With that said, there are still ways to completely abuse its ability without actually playing it that often, and that is: barnes and yshaarj-rage-unbound.

After some pretty long tinkering I came up with the deck I am now presenting to you guys, which seems like a rounded up well balanced take on what a Control Playtesting starting point should be in Day-1 of KTF.

The reason why I believe this has a much bigger chance of succeeding over the clunky and heavy builds people will be making is that this has some sort of “Combo” feeling into it, which can easily steal a few matchups here and there even against Aggro decks, while still maintaining all the powerful anti-aggro tools of traditional Control Priest and the ability to easily play the long-term Control vs Control matchup in case you end up stumbling upon (and you will, trust me) those clunky Control decks.

The Safe Approach in Playtesting

And while many people are interested in either having fun by playing those big Control decks, or possibly streaking wins, there is always the safe route of playing an already well-known MIdrange deck to be powerful with a few additions from the last expansion that, at least in first sight, makes complete sense and feel like obvious additions.

With that said, I made quite a few changes to Midrange Paladin to make it the deck you guys now see, to a point that we’re sure the deck will work, just not much sure on how better it will end up being than the traditional builds.
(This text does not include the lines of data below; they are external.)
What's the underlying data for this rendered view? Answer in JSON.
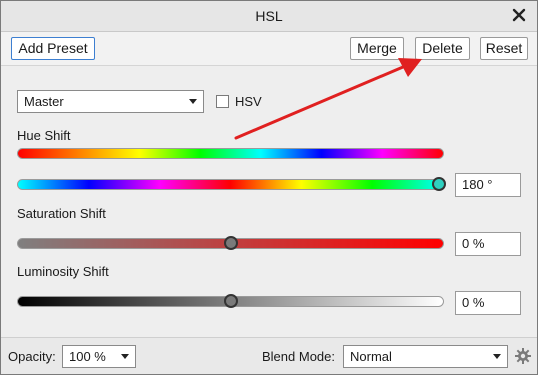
{
  "window": {
    "title": "HSL"
  },
  "toolbar": {
    "add_preset": "Add Preset",
    "merge": "Merge",
    "delete": "Delete",
    "reset": "Reset"
  },
  "channel": {
    "selected": "Master",
    "hsv_label": "HSV",
    "hsv_checked": false
  },
  "sliders": {
    "hue_label": "Hue Shift",
    "hue_value": "180 °",
    "hue_level": 1.0,
    "saturation_label": "Saturation Shift",
    "saturation_value": "0 %",
    "saturation_level": 0.5,
    "luminosity_label": "Luminosity Shift",
    "luminosity_value": "0 %",
    "luminosity_level": 0.5
  },
  "footer": {
    "opacity_label": "Opacity:",
    "opacity_value": "100 %",
    "blend_label": "Blend Mode:",
    "blend_value": "Normal"
  },
  "colors": {
    "annotation_arrow": "#e02020",
    "primary_border": "#3d7fd1"
  },
  "icons": {
    "close": "close-icon",
    "settings": "gear-icon",
    "dropdown": "chevron-down-icon"
  }
}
corpsetaker seems like an obvious addition to Paladin Midrange since it already runs wickerflame-burnbristle and tirion-fordring, and just the Taunt+Divine shield is already enough to make it a powerful 4-drop, and the chance of it having Lifesteal is just the ice in the cake.

Meanwhile, bonemare seems like quite the powerful Tempo play if played into the snowballs, so it feels natural to add one or two into the playtesting list.

Beating all the Control

Going deeper into safeness, Jade Druid quite seems to be on the spot for the metagame we’ll be facing in the first few days: With the addition of malfurion-the-pestilent the deck can now consistently Armor up! +3 every turn, and it doesn’t matter how powerful and how many late-game threats your Control deck has, you will not be beating a Jade Druid on the late game that is gaining 3 Armor every turn. I know, people talked about skulking-geist but the card has been discussed already and is highly likely to not see any play.

In addition, we have ultimate-infestation that adds the next level of consistency to the already powerful Jade Druid, now you don’t need auctioneer or clunky combo-ish cards that don’t do anything on their own as you have a card that does everything all these cards want to do, in addition to being what Druid really lacks: A removal. Ultimate Infestation fits perfectly into Jade Druid, makes it a lot more consistent and on top of it all it is indeed something you want to Ramp into – Jade Druid players might be familiar with spamming Ramps and then being stuck with a clunky hand, well no more!

Closing

And these are pretty much the lists I will be playtesting right after KTF is out, obviously after I get to defeat The Lich King with every class so I can earn my Arthas Hero Skin 🙂

So many decks, so many delightful possibilities!

So what do you guys think of the deck lists I made? Is there any other deck you’ll be playtesting right off the bat when KTF lands? Which ones? What were your playtesting results?

Let me know everything and anything else you have to say in the comments, I will be eagerly awaiting your comments!

Love you guys,

Nuba

Hearthstone